There is an old saying that when farmers are short of food, they feed the cows properly. This has never been more true.
Last autumn, I desisted from buying in maize silage, gambling on the usual early turnout.
Unfortunately, turnout was delayed and the paddocks had only two-thirds of the grass necessary.
So we spent a month buffer-feeding with bought-in maize silage and grass silage and also a mix of 70% wheat and 30% nutritionally improved straw.
This combined ration has pushed the cows to giddy heights way beyond anything we’ve experienced before.
The top cow is doing nearly 60 litres and one third of the herd is producing butterfat ranging from 5% to 7%.
Ship has sailed
While I can take the credit for the high yields, I have to admit the other end of the table is responsible for the high milk quality through her breeding selection over the last 40 years.
Unfortunately, these high yields mean we are moving away from a grass-based system to somewhere where I don’t want to be, but I imagine it’s too late to turn the ship around, although we now have grass in the paddocks.
My adviser tells me that high-yielding herds’ cost of production is an average of 29p/l and the best grass-based systems costs are 19p/litre.
I know where I’d rather be, particularly as the controls on agriculture are going to become much more punitive.
Role of politics
All indications are that future government policy is going to drive up the cost of food production by moving payments from straight food production into conservation areas.
Never in living memory has politics played such an important role in the farming way of life.
Carbon sequestration, methane emissions, nitrogen controls, etc, are the buzz words of the consumer and politicians love buzz words.

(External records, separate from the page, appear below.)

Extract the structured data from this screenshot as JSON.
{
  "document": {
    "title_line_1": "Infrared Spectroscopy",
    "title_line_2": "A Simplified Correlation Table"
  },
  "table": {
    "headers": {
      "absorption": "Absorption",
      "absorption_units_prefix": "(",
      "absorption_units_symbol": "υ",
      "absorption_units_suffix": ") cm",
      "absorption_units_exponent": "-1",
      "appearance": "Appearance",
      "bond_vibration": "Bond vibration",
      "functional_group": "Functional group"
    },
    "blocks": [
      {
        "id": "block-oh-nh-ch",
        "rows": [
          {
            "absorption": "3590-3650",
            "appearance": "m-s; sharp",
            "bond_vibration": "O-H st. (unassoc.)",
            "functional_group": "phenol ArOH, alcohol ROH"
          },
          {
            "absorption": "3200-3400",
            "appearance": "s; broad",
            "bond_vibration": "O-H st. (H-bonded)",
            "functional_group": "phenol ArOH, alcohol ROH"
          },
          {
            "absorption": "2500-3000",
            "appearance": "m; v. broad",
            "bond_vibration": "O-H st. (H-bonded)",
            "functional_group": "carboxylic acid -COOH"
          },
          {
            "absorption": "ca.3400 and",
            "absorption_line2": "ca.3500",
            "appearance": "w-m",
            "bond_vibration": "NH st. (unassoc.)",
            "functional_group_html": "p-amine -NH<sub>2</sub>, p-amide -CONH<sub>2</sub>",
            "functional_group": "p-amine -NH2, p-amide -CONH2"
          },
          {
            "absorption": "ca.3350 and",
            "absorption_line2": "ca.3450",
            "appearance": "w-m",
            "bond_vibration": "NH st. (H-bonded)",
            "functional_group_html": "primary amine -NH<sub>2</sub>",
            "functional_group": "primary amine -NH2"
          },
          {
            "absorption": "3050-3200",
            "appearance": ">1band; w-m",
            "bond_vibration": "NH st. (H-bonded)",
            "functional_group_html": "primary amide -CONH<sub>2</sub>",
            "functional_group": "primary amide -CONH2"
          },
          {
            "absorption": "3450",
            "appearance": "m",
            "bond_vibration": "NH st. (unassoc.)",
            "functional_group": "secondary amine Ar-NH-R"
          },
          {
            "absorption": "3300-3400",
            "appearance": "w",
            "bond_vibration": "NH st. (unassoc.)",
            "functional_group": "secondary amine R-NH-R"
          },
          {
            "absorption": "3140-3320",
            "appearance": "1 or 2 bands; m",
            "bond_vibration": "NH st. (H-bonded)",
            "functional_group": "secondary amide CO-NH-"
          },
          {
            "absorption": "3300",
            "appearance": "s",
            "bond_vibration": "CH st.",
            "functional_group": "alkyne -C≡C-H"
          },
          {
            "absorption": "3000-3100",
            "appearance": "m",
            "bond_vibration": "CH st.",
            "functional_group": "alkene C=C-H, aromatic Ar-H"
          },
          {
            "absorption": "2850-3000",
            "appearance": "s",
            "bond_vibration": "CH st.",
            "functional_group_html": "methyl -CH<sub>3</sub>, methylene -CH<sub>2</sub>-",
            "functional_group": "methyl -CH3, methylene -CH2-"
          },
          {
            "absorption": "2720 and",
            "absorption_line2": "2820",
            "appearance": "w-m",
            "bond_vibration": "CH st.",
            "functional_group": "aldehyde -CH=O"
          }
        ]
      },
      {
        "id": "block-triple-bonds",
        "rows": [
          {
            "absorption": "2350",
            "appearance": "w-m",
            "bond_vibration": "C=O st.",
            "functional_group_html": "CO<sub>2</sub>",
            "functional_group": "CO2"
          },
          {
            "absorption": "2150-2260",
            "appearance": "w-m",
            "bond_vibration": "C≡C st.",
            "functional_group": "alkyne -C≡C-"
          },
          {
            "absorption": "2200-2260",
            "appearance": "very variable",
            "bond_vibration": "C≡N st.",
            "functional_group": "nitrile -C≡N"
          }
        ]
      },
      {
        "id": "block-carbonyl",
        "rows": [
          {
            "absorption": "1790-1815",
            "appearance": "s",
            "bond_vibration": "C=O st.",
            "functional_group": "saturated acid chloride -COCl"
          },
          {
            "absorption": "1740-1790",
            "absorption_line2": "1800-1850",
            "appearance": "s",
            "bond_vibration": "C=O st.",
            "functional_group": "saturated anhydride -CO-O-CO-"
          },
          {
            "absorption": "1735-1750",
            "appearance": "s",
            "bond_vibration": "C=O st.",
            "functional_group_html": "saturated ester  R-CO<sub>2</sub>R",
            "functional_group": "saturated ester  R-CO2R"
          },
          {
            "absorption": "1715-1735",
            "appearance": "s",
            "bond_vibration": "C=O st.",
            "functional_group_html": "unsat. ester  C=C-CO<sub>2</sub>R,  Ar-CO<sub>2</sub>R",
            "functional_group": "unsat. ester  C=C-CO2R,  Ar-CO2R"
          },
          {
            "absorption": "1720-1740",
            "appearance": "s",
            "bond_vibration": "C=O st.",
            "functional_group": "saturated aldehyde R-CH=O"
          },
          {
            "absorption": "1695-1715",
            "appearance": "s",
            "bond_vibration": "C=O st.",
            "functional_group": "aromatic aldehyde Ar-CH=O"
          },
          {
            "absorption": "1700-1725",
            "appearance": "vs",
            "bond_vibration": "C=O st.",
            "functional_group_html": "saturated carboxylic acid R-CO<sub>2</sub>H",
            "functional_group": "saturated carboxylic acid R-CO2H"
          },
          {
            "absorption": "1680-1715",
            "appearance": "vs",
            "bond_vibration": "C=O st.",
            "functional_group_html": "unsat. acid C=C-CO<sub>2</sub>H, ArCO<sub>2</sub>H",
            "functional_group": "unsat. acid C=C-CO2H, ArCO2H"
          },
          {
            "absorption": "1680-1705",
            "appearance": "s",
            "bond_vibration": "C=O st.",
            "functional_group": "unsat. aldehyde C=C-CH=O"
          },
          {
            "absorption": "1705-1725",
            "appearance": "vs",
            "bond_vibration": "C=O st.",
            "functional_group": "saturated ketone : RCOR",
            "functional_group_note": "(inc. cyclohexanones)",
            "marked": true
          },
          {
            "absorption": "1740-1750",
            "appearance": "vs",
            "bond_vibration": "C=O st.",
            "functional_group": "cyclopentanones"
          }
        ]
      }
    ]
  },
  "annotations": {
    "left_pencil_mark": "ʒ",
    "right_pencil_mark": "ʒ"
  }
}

They guarantee them a sound bite and sound bites are the most desirable things for a resident or aspiring MP.
Politicians can promise the public action by cutting the farming budget and moving it into conservation payments, sequestering money into creating departments, jobs, pensions, offices and the like to advise and control agriculture.
The intention being to improve the planet, but this could export the problem by sourcing food supplies from around the world from countries which have not yet developed a carbon conscience.
The controls on agriculture will mean homegrown food will become more expensive, making foreign food more attractive.
The drive to control farming has been consolidated by the recent results.
The election results in Scotland have produced a Scottish National Party (SNP) that will consolidate its power with support from the Greens to the detriment of farming.
In Wales, the Tories election promise to rescind the NVZ did nothing towards gaining them power and I am sure you yourselves can interpret and forecast the direction of policy within your own shores.
From what I perceive, over 30 years of visiting Ireland, your government is no longer so sympathetic to rural issues as it once was.
Over here, the decline in the number of milk producers continues.
Up until now, it has been driven by the inability to source suitable labour to milk cows, but now we are moving into a zone of low milk prices paid by some processors whose businesses have a poor financial performance and know full well their suppliers have nowhere else to go and will continue to pay a low price because they can.